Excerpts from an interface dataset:
——

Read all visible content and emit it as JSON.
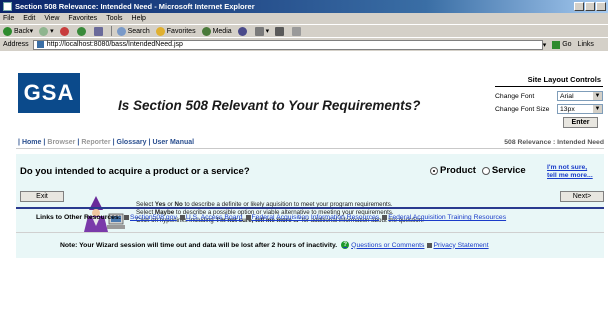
{
  "window": {
    "title": "Section 508 Relevance: Intended Need - Microsoft Internet Explorer"
  },
  "menu": [
    "File",
    "Edit",
    "View",
    "Favorites",
    "Tools",
    "Help"
  ],
  "toolbar": {
    "back": "Back",
    "search": "Search",
    "favorites": "Favorites",
    "media": "Media"
  },
  "address": {
    "label": "Address",
    "url": "http://localhost:8080/bass/IntendedNeed.jsp",
    "go": "Go",
    "links": "Links"
  },
  "logo": "GSA",
  "page_title": "Is Section 508 Relevant to Your Requirements?",
  "font_controls": {
    "title": "Site Layout Controls",
    "font_label": "Change Font",
    "font_value": "Arial",
    "size_label": "Change Font Size",
    "size_value": "13px",
    "enter": "Enter"
  },
  "nav": {
    "items": [
      {
        "label": "Home",
        "active": true
      },
      {
        "label": "Browser",
        "active": false
      },
      {
        "label": "Reporter",
        "active": false
      },
      {
        "label": "Glossary",
        "active": true
      },
      {
        "label": "User Manual",
        "active": true
      }
    ],
    "breadcrumb": "508 Relevance : Intended Need"
  },
  "question": {
    "text": "Do you intended to acquire a product or a service?",
    "options": [
      "Product",
      "Service"
    ],
    "selected": "Product",
    "not_sure_1": "I'm not sure,",
    "not_sure_2": "tell me more..."
  },
  "instructions": {
    "line1_a": "Select ",
    "line1_yes": "Yes",
    "line1_b": " or ",
    "line1_no": "No",
    "line1_c": " to describe a definite or likely aquisition to meet your program requirements.",
    "line2_a": "Select ",
    "line2_maybe": "Maybe",
    "line2_b": " to describe a possible option or viable alternative to meeting your requirements.",
    "line3_a": "Click on hyperlinks including ",
    "line3_link": "'I'm not sure, tell me more ...'",
    "line3_b": " for additional information about the question."
  },
  "buttons": {
    "exit": "Exit",
    "next": "Next>"
  },
  "resources": {
    "label": "Links to Other Resources:",
    "links": [
      "Section508.gov",
      "U.S. Access Board",
      "Federal Acquisition Information Resources",
      "Federal Acquisition Training Resources"
    ]
  },
  "footer": {
    "note": "Note: Your Wizard session will time out and data will be lost after 2 hours of inactivity.",
    "questions": "Questions or Comments",
    "privacy": "Privacy Statement"
  },
  "colors": {
    "logo_bg": "#0b4a8b",
    "panel_bg": "#e9f7f7",
    "link": "#1a3cc9",
    "nav": "#2a4f8f",
    "rule": "#2a3a8f"
  }
}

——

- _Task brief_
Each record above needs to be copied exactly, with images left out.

- _Written solution_
Read all visible content and emit it as JSON.
{
  "window": {
    "title": "Section 508 Relevance: Intended Need - Microsoft Internet Explorer"
  },
  "menu": [
    "File",
    "Edit",
    "View",
    "Favorites",
    "Tools",
    "Help"
  ],
  "toolbar": {
    "back": "Back",
    "search": "Search",
    "favorites": "Favorites",
    "media": "Media"
  },
  "address": {
    "label": "Address",
    "url": "http://localhost:8080/bass/IntendedNeed.jsp",
    "go": "Go",
    "links": "Links"
  },
  "logo": "GSA",
  "page_title": "Is Section 508 Relevant to Your Requirements?",
  "font_controls": {
    "title": "Site Layout Controls",
    "font_label": "Change Font",
    "font_value": "Arial",
    "size_label": "Change Font Size",
    "size_value": "13px",
    "enter": "Enter"
  },
  "nav": {
    "items": [
      {
        "label": "Home",
        "active": true
      },
      {
        "label": "Browser",
        "active": false
      },
      {
        "label": "Reporter",
        "active": false
      },
      {
        "label": "Glossary",
        "active": true
      },
      {
        "label": "User Manual",
        "active": true
      }
    ],
    "breadcrumb": "508 Relevance : Intended Need"
  },
  "question": {
    "text": "Do you intended to acquire a product or a service?",
    "options": [
      "Product",
      "Service"
    ],
    "selected": "Product",
    "not_sure_1": "I'm not sure,",
    "not_sure_2": "tell me more..."
  },
  "instructions": {
    "line1_a": "Select ",
    "line1_yes": "Yes",
    "line1_b": " or ",
    "line1_no": "No",
    "line1_c": " to describe a definite or likely aquisition to meet your program requirements.",
    "line2_a": "Select ",
    "line2_maybe": "Maybe",
    "line2_b": " to describe a possible option or viable alternative to meeting your requirements.",
    "line3_a": "Click on hyperlinks including ",
    "line3_link": "'I'm not sure, tell me more ...'",
    "line3_b": " for additional information about the question."
  },
  "buttons": {
    "exit": "Exit",
    "next": "Next>"
  },
  "resources": {
    "label": "Links to Other Resources:",
    "links": [
      "Section508.gov",
      "U.S. Access Board",
      "Federal Acquisition Information Resources",
      "Federal Acquisition Training Resources"
    ]
  },
  "footer": {
    "note": "Note: Your Wizard session will time out and data will be lost after 2 hours of inactivity.",
    "questions": "Questions or Comments",
    "privacy": "Privacy Statement"
  },
  "colors": {
    "logo_bg": "#0b4a8b",
    "panel_bg": "#e9f7f7",
    "link": "#1a3cc9",
    "nav": "#2a4f8f",
    "rule": "#2a3a8f"
  }
}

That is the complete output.